Second marriage can be a cause for concern for adult children, but it doesn’t need to be. There are ways to keep everyone happy.
When marrying for a second time in circumstances where you have adult children from a first marriage, there can be an underlying and often unspoken concern around financial issues.
Perhaps the adult children have concerns around preserving the wealth that their parent is bringing to the marriage, just in case that marriage ends for any reason. Perhaps the person marrying themselves has those concerns, or even that the person they are marrying is conscious that their fiancée/fiancé’s children are thinking about it.
These conversations can be difficult and may often be avoided because of an assumption that they are going to be impossible to navigate and keep everyone happy. This does not necessarily have to be the case.
How to address concerns about second marriage
These sort of concerns are perfectly capable of being addressed to everyone’s satisfaction by setting up a prenuptial agreement (if entered into before the marriage), or a post nuptial agreement (if the agreement follows the wedding taking place).

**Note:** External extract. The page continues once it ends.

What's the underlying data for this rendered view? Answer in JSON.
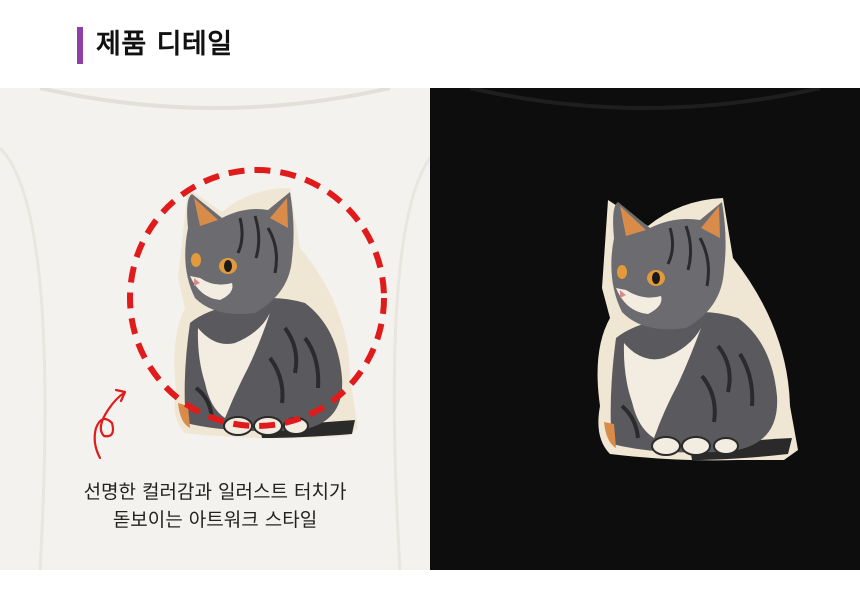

Such agreements are traditionally viewed as documents that look to preserve vast sums of money brought to a marriage by a much more wealthy and successful spouse from the claims of their partner. That is very much an extreme example of how they can sometimes be used. More commonly, they are being taken up in more orthodox day-to-day family situations, very often to avoid the difficulties that the individuals in the above example might be concerned about.
In very broad terms, these agreements can avoid many of the underlying concerns that any individuals might have when a couple approach marriage together. These need not be negative and certainly in my experience the process of entering into one does instead provide the couple with clarity and an additional layer of trust that might not have before existed between them.
What are pre and post-nuptial agreements?
Pre and post-nuptial agreements are bespoke documents and can be drafted and adapted to suit all manner of situations. The example where adult children and potentially spouses have concerns about wealth being preserved for the family post-divorce is just one of them.
If you would like to discuss your circumstances, please get in touch, we’d love to help.
This article is part of a series on the various benefits of pre and post-nuptial agreements:
- Parents, pre-nups and paying for house deposits
- How can I give my child money without their spouse having a claim?
- Inheritance & Money – what are the consequences of ‘mingling’ inherited assets?
- Farming pre and post-nups – benefits for succession planning
- Tax Planning for Families – the benefits of pre and post-nuptial agreements
For more information you can watch our video: